* [TO DO]:
Every line holding "Pesan" should be copied from the records below.

* [RAW DATA]:
--

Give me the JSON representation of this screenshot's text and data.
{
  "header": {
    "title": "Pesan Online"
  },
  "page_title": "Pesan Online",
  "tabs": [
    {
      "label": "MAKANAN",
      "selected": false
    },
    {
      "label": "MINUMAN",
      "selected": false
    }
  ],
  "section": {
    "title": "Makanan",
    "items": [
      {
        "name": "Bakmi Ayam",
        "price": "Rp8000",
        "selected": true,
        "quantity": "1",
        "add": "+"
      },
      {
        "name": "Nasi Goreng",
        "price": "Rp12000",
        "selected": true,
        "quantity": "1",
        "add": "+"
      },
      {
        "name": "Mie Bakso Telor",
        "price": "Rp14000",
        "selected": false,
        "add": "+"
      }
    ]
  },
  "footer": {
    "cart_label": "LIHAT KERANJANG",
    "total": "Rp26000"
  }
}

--

* [RESPONSE BOX]:
    "title": "Pesan Online"
  "page_title": "Pesan Online",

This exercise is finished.